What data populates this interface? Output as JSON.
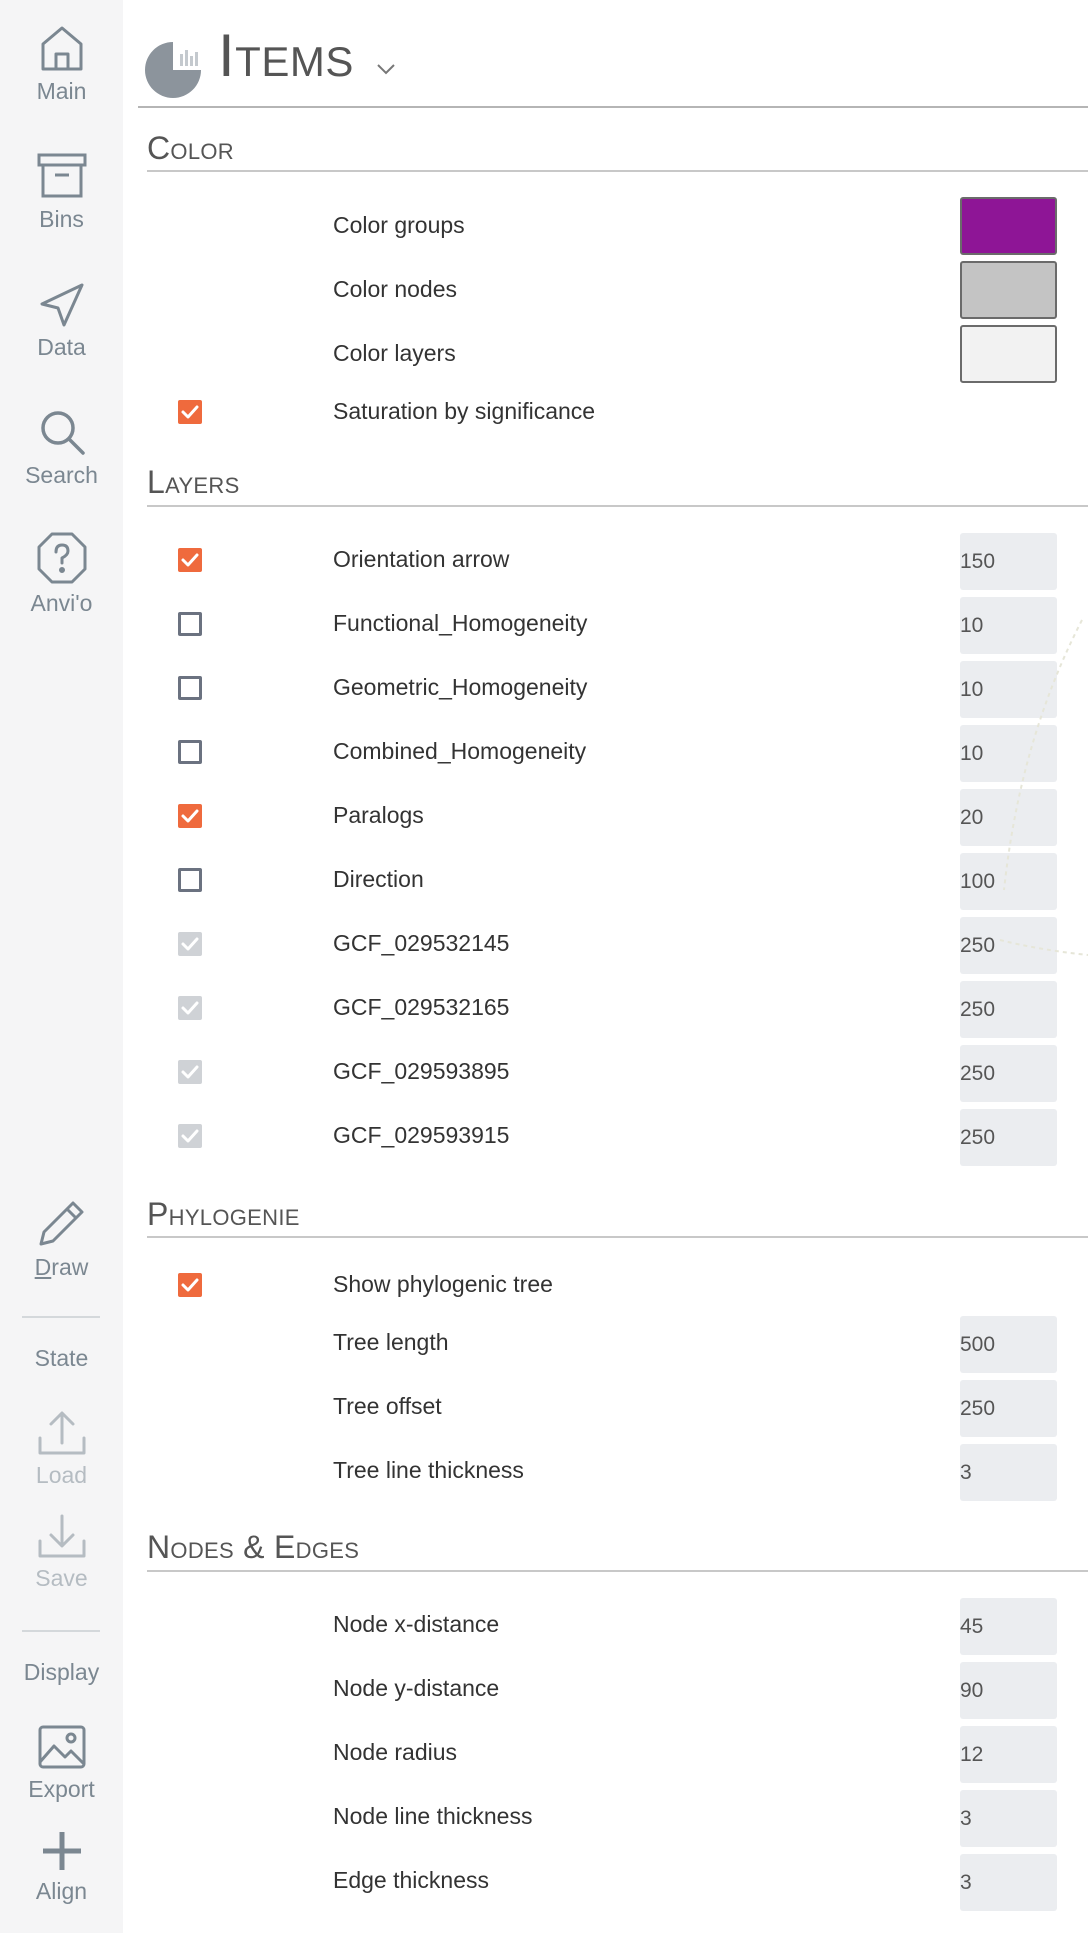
{
  "sidebar": {
    "main": "Main",
    "bins": "Bins",
    "data": "Data",
    "search": "Search",
    "anvio": "Anvi'o",
    "draw": "Draw",
    "state_heading": "State",
    "load": "Load",
    "save": "Save",
    "display_heading": "Display",
    "export": "Export",
    "align": "Align"
  },
  "panel": {
    "title": "Items"
  },
  "color": {
    "title": "Color",
    "groups": {
      "label": "Color groups",
      "color": "#8e1596"
    },
    "nodes": {
      "label": "Color nodes",
      "color": "#c4c4c4"
    },
    "layers": {
      "label": "Color layers",
      "color": "#f2f2f2"
    },
    "saturation": {
      "label": "Saturation by significance",
      "checked": true
    }
  },
  "layers": {
    "title": "Layers",
    "rows": [
      {
        "label": "Orientation arrow",
        "value": "150",
        "state": "on"
      },
      {
        "label": "Functional_Homogeneity",
        "value": "10",
        "state": "off"
      },
      {
        "label": "Geometric_Homogeneity",
        "value": "10",
        "state": "off"
      },
      {
        "label": "Combined_Homogeneity",
        "value": "10",
        "state": "off"
      },
      {
        "label": "Paralogs",
        "value": "20",
        "state": "on"
      },
      {
        "label": "Direction",
        "value": "100",
        "state": "off"
      },
      {
        "label": "GCF_029532145",
        "value": "250",
        "state": "disabled"
      },
      {
        "label": "GCF_029532165",
        "value": "250",
        "state": "disabled"
      },
      {
        "label": "GCF_029593895",
        "value": "250",
        "state": "disabled"
      },
      {
        "label": "GCF_029593915",
        "value": "250",
        "state": "disabled"
      }
    ]
  },
  "phylogenie": {
    "title": "Phylogenie",
    "show_tree": {
      "label": "Show phylogenic tree",
      "checked": true
    },
    "tree_length": {
      "label": "Tree length",
      "value": "500"
    },
    "tree_offset": {
      "label": "Tree offset",
      "value": "250"
    },
    "tree_line_thickness": {
      "label": "Tree line thickness",
      "value": "3"
    }
  },
  "nodes_edges": {
    "title": "Nodes & Edges",
    "node_x_distance": {
      "label": "Node x-distance",
      "value": "45"
    },
    "node_y_distance": {
      "label": "Node y-distance",
      "value": "90"
    },
    "node_radius": {
      "label": "Node radius",
      "value": "12"
    },
    "node_line_thickness": {
      "label": "Node line thickness",
      "value": "3"
    },
    "edge_thickness": {
      "label": "Edge thickness",
      "value": "3"
    }
  },
  "accent_color": "#ef6a3d"
}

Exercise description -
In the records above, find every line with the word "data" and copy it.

Reply to the exercise -
What data populates this interface? Output as JSON.
    "data": "Data",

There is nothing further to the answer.